The same quasi-criminal and socially destructive methods that characterize the financial operations of the ruling elite find expression in the warmongering foreign policies of imperialist governments. Lagarde warned this week that the collapse of Iraq—the product of US war and subversion in that country, Libya, Syria and throughout the Middle East—could drive up oil prices and further derail the US economy.
Workers in the US are already being hammered by rising food and energy prices fueled by the inflation of stock prices and other financial assets and the crises precipitated by US policy in places such as Ukraine and Iraq. The national average price of gasoline is the highest for this time of year since 2008. More than half of all US states have reported rising gas prices. Retail beef, pork, poultry, egg and milk prices are all up sharply from last year.
Last week, the IMF warned that the inflation of real estate prices in a number of major countries was increasing the risk of another financial crash. But the very policies the IMF promotes—starting with the infusion of cash into the banking system—produces asset bubbles that must inevitably implode.
This contradiction reflects the dead end of the system which all of these institutions of the ruling class defend—capitalism. It is a system that has produced a vast sea of human misery and oppression, along with the stagnation and decay of man’s productive forces, exacerbated by the plundering of social resources to finance soaring stock markets, record corporate profits and the personal fortunes of a numerically minuscule financial aristocracy.
One statistic, often cited but nonetheless extraordinarily revealing and damning, encapsulates the irrationality and bankruptcy, moral and historical, of the capitalist system: 85 billionaires today have as much wealth ($1.68 trillion) as the bottom half of the world’s population—3.5 billion people.
This situation is not sustainable, either economically or politically. More and more workers, in the US as well as internationally, are coming to the realization that there is no way out within the framework of the existing system—one that barely conceals its single-minded focus on the further enrichment of the few at the expense of the many.

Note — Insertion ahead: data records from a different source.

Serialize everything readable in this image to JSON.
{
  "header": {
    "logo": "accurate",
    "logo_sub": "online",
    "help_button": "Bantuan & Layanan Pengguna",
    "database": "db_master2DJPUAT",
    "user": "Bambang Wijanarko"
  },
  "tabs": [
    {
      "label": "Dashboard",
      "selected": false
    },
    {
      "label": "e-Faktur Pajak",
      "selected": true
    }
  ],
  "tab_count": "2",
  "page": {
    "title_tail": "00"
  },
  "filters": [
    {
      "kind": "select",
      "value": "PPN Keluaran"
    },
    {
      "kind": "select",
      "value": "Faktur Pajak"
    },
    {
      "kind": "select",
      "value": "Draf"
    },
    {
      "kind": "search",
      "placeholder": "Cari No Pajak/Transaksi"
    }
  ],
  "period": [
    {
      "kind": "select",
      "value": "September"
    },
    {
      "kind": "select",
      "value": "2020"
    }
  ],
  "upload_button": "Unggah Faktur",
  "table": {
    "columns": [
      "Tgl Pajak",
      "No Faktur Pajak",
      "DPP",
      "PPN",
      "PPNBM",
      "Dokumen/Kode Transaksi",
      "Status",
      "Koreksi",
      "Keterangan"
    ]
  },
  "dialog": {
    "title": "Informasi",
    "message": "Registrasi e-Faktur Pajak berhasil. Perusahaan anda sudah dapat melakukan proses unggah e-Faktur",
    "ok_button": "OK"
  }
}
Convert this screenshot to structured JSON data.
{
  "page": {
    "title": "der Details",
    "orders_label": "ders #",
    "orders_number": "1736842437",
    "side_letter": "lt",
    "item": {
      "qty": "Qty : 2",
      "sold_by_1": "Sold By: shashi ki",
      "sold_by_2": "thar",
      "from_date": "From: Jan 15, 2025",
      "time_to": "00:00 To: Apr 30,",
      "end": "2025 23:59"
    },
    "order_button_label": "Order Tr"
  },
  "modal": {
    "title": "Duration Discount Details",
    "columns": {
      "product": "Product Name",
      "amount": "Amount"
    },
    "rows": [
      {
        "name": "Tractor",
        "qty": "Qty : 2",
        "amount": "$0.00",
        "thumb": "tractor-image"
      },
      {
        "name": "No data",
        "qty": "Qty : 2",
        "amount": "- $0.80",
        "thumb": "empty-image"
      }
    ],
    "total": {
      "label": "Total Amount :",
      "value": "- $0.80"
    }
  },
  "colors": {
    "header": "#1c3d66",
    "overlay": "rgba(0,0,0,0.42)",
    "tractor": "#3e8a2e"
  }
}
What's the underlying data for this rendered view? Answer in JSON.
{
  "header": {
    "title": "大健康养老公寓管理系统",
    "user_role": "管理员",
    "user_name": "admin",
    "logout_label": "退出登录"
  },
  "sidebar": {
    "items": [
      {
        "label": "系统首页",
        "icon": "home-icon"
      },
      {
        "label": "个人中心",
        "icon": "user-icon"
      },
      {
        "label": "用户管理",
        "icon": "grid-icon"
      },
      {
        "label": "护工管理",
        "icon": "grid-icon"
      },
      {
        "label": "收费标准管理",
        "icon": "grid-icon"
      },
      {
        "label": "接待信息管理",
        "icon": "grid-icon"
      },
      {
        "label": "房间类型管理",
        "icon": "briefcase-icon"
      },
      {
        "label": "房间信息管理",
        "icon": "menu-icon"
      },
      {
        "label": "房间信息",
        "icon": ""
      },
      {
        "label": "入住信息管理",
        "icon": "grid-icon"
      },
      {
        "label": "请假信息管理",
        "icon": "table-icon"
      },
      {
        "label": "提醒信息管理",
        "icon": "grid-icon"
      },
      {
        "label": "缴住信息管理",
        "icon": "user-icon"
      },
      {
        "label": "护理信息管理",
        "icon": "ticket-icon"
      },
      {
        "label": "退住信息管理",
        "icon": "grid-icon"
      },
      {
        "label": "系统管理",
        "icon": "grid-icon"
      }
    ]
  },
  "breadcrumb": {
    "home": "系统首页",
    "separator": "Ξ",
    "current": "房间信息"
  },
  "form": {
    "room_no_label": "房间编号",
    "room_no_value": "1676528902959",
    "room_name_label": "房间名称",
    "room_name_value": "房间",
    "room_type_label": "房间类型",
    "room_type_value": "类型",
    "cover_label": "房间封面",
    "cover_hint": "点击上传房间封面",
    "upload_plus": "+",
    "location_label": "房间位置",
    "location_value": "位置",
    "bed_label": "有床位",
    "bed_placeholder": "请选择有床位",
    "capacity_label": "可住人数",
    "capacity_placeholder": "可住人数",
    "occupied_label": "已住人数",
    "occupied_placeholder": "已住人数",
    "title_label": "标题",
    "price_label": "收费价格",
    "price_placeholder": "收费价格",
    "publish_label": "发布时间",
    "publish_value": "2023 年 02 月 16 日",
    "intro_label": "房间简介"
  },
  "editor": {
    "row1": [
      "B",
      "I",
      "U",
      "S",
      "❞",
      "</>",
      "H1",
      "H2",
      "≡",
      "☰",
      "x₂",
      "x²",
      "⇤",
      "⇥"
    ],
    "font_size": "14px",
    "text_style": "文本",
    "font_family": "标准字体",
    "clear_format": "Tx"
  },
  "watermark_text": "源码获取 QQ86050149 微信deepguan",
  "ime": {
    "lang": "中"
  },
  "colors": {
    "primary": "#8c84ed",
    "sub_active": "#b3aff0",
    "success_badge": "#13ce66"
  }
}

The turn must now be to the building of the revolutionary leadership required to arm the coming mass working-class struggles with a socialist and internationalist program.